§ **About this exercise**: The material beneath this line should be printed exactly, with its pictures omitted.

§ **Available records**:
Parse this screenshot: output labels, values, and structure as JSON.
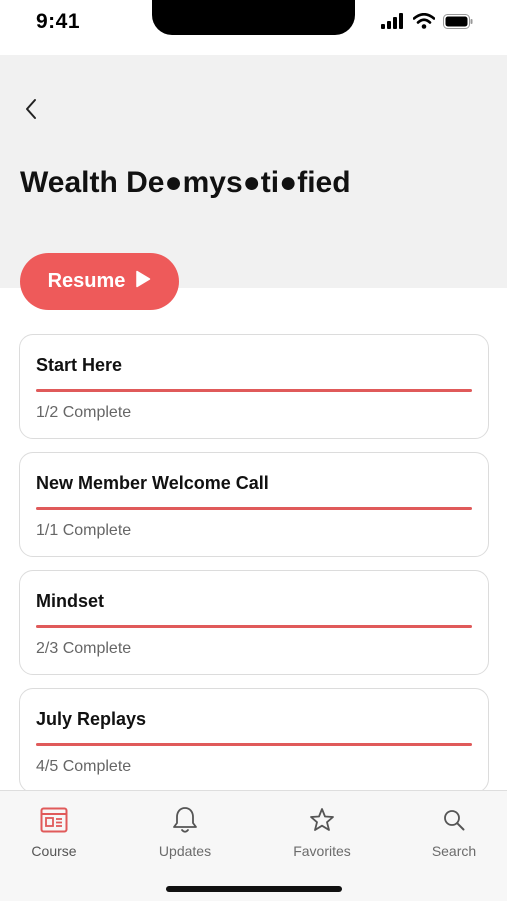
{
  "status_bar": {
    "time": "9:41"
  },
  "header": {
    "title": "Wealth De●mys●ti●fied"
  },
  "resume_button": {
    "label": "Resume"
  },
  "colors": {
    "accent": "#ee5a5a",
    "header_bg": "#f1f1f1",
    "tab_bar_bg": "#f7f7f7"
  },
  "sections": [
    {
      "title": "Start Here",
      "status": "1/2 Complete",
      "progress": 1.0
    },
    {
      "title": "New Member Welcome Call",
      "status": "1/1 Complete",
      "progress": 1.0
    },
    {
      "title": "Mindset",
      "status": "2/3 Complete",
      "progress": 1.0
    },
    {
      "title": "July Replays",
      "status": "4/5 Complete",
      "progress": 1.0
    }
  ],
  "tab_bar": {
    "tabs": [
      {
        "label": "Course",
        "icon": "course-icon",
        "active": true
      },
      {
        "label": "Updates",
        "icon": "bell-icon",
        "active": false
      },
      {
        "label": "Favorites",
        "icon": "star-icon",
        "active": false
      },
      {
        "label": "Search",
        "icon": "search-icon",
        "active": false
      }
    ]
  }
}
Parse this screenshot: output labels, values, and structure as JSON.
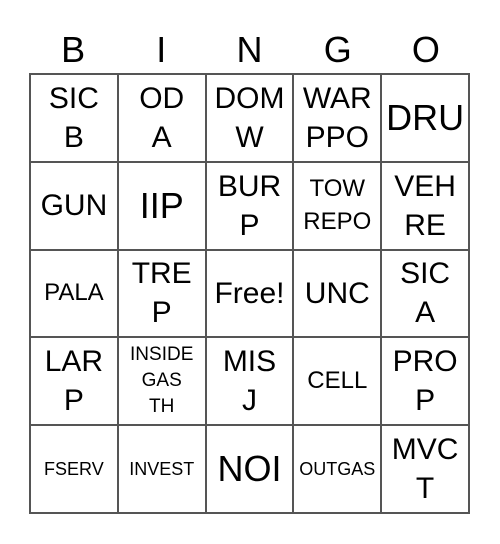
{
  "header": [
    "B",
    "I",
    "N",
    "G",
    "O"
  ],
  "cells": [
    [
      {
        "text": "SIC\nB",
        "size": "l"
      },
      {
        "text": "OD\nA",
        "size": "l"
      },
      {
        "text": "DOM\nW",
        "size": "l"
      },
      {
        "text": "WAR\nPPO",
        "size": "l"
      },
      {
        "text": "DRU",
        "size": "xl"
      }
    ],
    [
      {
        "text": "GUN",
        "size": "l"
      },
      {
        "text": "IIP",
        "size": "xl"
      },
      {
        "text": "BUR\nP",
        "size": "l"
      },
      {
        "text": "TOW\nREPO",
        "size": "m"
      },
      {
        "text": "VEH\nRE",
        "size": "l"
      }
    ],
    [
      {
        "text": "PALA",
        "size": "m"
      },
      {
        "text": "TRE\nP",
        "size": "l"
      },
      {
        "text": "Free!",
        "size": "l"
      },
      {
        "text": "UNC",
        "size": "l"
      },
      {
        "text": "SIC\nA",
        "size": "l"
      }
    ],
    [
      {
        "text": "LAR\nP",
        "size": "l"
      },
      {
        "text": "INSIDE\nGAS\nTH",
        "size": "s"
      },
      {
        "text": "MIS\nJ",
        "size": "l"
      },
      {
        "text": "CELL",
        "size": "m"
      },
      {
        "text": "PRO\nP",
        "size": "l"
      }
    ],
    [
      {
        "text": "FSERV",
        "size": "xs"
      },
      {
        "text": "INVEST",
        "size": "xs"
      },
      {
        "text": "NOI",
        "size": "xl"
      },
      {
        "text": "OUTGAS",
        "size": "xs"
      },
      {
        "text": "MVC\nT",
        "size": "l"
      }
    ]
  ]
}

§ **Result of this exercise**:
Parse this screenshot: output labels, values, and structure as JSON.
{
  "status_bar": {
    "time": "9:41"
  },
  "header": {
    "title": "Wealth De●mys●ti●fied"
  },
  "resume_button": {
    "label": "Resume"
  },
  "colors": {
    "accent": "#ee5a5a",
    "header_bg": "#f1f1f1",
    "tab_bar_bg": "#f7f7f7"
  },
  "sections": [
    {
      "title": "Start Here",
      "status": "1/2 Complete",
      "progress": 1.0
    },
    {
      "title": "New Member Welcome Call",
      "status": "1/1 Complete",
      "progress": 1.0
    },
    {
      "title": "Mindset",
      "status": "2/3 Complete",
      "progress": 1.0
    },
    {
      "title": "July Replays",
      "status": "4/5 Complete",
      "progress": 1.0
    }
  ],
  "tab_bar": {
    "tabs": [
      {
        "label": "Course",
        "icon": "course-icon",
        "active": true
      },
      {
        "label": "Updates",
        "icon": "bell-icon",
        "active": false
      },
      {
        "label": "Favorites",
        "icon": "star-icon",
        "active": false
      },
      {
        "label": "Search",
        "icon": "search-icon",
        "active": false
      }
    ]
  }
}
Parse this screenshot: output labels, values, and structure as JSON.
{
  "header": [
    "B",
    "I",
    "N",
    "G",
    "O"
  ],
  "cells": [
    [
      {
        "text": "SIC\nB",
        "size": "l"
      },
      {
        "text": "OD\nA",
        "size": "l"
      },
      {
        "text": "DOM\nW",
        "size": "l"
      },
      {
        "text": "WAR\nPPO",
        "size": "l"
      },
      {
        "text": "DRU",
        "size": "xl"
      }
    ],
    [
      {
        "text": "GUN",
        "size": "l"
      },
      {
        "text": "IIP",
        "size": "xl"
      },
      {
        "text": "BUR\nP",
        "size": "l"
      },
      {
        "text": "TOW\nREPO",
        "size": "m"
      },
      {
        "text": "VEH\nRE",
        "size": "l"
      }
    ],
    [
      {
        "text": "PALA",
        "size": "m"
      },
      {
        "text": "TRE\nP",
        "size": "l"
      },
      {
        "text": "Free!",
        "size": "l"
      },
      {
        "text": "UNC",
        "size": "l"
      },
      {
        "text": "SIC\nA",
        "size": "l"
      }
    ],
    [
      {
        "text": "LAR\nP",
        "size": "l"
      },
      {
        "text": "INSIDE\nGAS\nTH",
        "size": "s"
      },
      {
        "text": "MIS\nJ",
        "size": "l"
      },
      {
        "text": "CELL",
        "size": "m"
      },
      {
        "text": "PRO\nP",
        "size": "l"
      }
    ],
    [
      {
        "text": "FSERV",
        "size": "xs"
      },
      {
        "text": "INVEST",
        "size": "xs"
      },
      {
        "text": "NOI",
        "size": "xl"
      },
      {
        "text": "OUTGAS",
        "size": "xs"
      },
      {
        "text": "MVC\nT",
        "size": "l"
      }
    ]
  ]
}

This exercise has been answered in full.